Affordable housing, friendly neighbors, mass transit cited by Boston Globe along with Lynn as up and coming communities to call home
By JOSH RESNEK
Everett was highlighted as one of the most popular cities close to Boston to move to in a Boston Sunday Globe magazine piece on the red-hot real estate marketplace which finds properties for sale very tight in and around Boston.
Lynn was listed as one of the favored communities as well.
Both Everett and Lynn received kudos as comfortable and friendly places to live and to work.
In a recent Boston Globe Op-Ed and during a radio appearance on the Jim Braude and Margery Egan news show on National Public Radio, Adrien addressed how she is being treated by her colleagues and the mayor since she was elected.
She was invited to appear on the radio show based on the revelations she made in the Globe Op-Ed.
Her appearance last week on NPR caused the mayor to demand equal time on the Braude and Egan Show, a request they granted to him late last week.
During his radio appearance, the mayor said Adrien was “rude and ignorant.”
Adrien had detailed her poor treatment by her council colleagues and the mayor since her election during her earlier appearance on the Braude, Egan Show.
She described being taunted, being threatened, and being asked to resign by several of her colleagues.
She also gave substance and detail to her belief that the mayor is out to get her and isn’t exactly trying to hide the animus he holds for her.
Black women are commonly stereotyped as too aggressive, too hostile, too angry.
Categorizing us with these labels has caused Black women to question how we can look, dress, or even speak to provide a softer image to the outside world. These words can negatively impact our careers, our reputation, and how people look at us.
In 2019, I became the first Black, Haitian-American woman to be elected for the city councilor at-large seat in my home- town of Everett. I did not run with the label of being the first or being Black. I campaigned on issues critical to my city, and Everett needed the most qualified person in the seat. With my background, family experiences, and work history, I believed I was that person. During my campaign, I spoke about my graduating from Bentley University and obtaining my MBA from Boston University. I talked about how I had eight years of work experience in the corporate and nonprofit sector, and about being a small-business owner.
In 2020, my City Council colleagues went to the media and labeled me as too aggressive and said that my ideas were too bold for Everett. The labels reminded me of the many tropes Black women have historically heard for scores of years. I sat and reflected on whether I was too aggressive to be on the Everett City Council. I still had my career to think about and my small business to protect from the impact of COVID-19.
A front page Boston Globe story on Councilor Gerly Adrien following last week’s virtual city council meeting depicted her and the council at odds, with the council president calling her a “problem” who had been trying to destroy our city from day one.”
Those were the exact words of Everett City Council President Rosa DiFlorio as published in the Boston Globe on the front-page Saturday.
By themselves, they are a stunning affirmation of Adrien’s claims that the council treats everyone with respect but her – and that they have answers for everything except for what she asks about.

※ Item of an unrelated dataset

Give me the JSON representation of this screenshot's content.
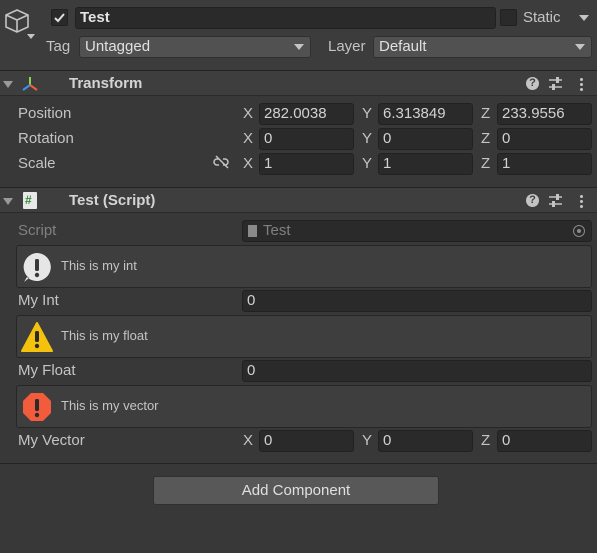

“I honestly think it has to do with me being a Black woman,” Adrien said. “What could happen if we let this Black woman change things or make noise? I’m getting a lot more popular and they’re acknowledging that. And I think they’re scared of it.”
“First Black woman on city council stands alone.“
The Boston Globe, June 26
At the last meeting, Adrien sponsored 14 resolutions and dominated a debate that stretched for nearly four hours, according to the Globe report.
A similar report was published in last week’s Leader Herald, highlighting the animus that exists between Adrien and DiFlorio and many of the city council members who make a visible and audible effort to segregate her from the pack.
Exelon, Everett’s largest taxpayer, is fighting for its right not only to continue producing energy at its plant but to do so long after its twilight and end had been planned for in 2024.
Environmentalists in Greater Boston are fighting to close down the power plant, which produces enormous amounts of energy for 1 million New England consumers but does so with an unmatched record locally for polluting the environment.
The Boston Globe published a news piece Monday that hit Exelon like a hammer over the head.
“The towering smokestacks of the state’s largest power plant have loomed for decades over the Boston area, spewing pollutants that produce smog, warm the planet, and exacerbate asthma and other respiratory illnesses, such as the coronavirus,” wrote the Globe.
The Mystic Generating Station as it is known locally, which is located on a sliver of land abutting Everett, was slated to close two years ago.
The City of Everett is presently involved in a law suit seeking more tax money from the entire Exelon position on the Everett coastline. The city has made the claim that the $15 million a year coming into the city treasury does not account for the true value of the company’s real estate and manufacturing assets.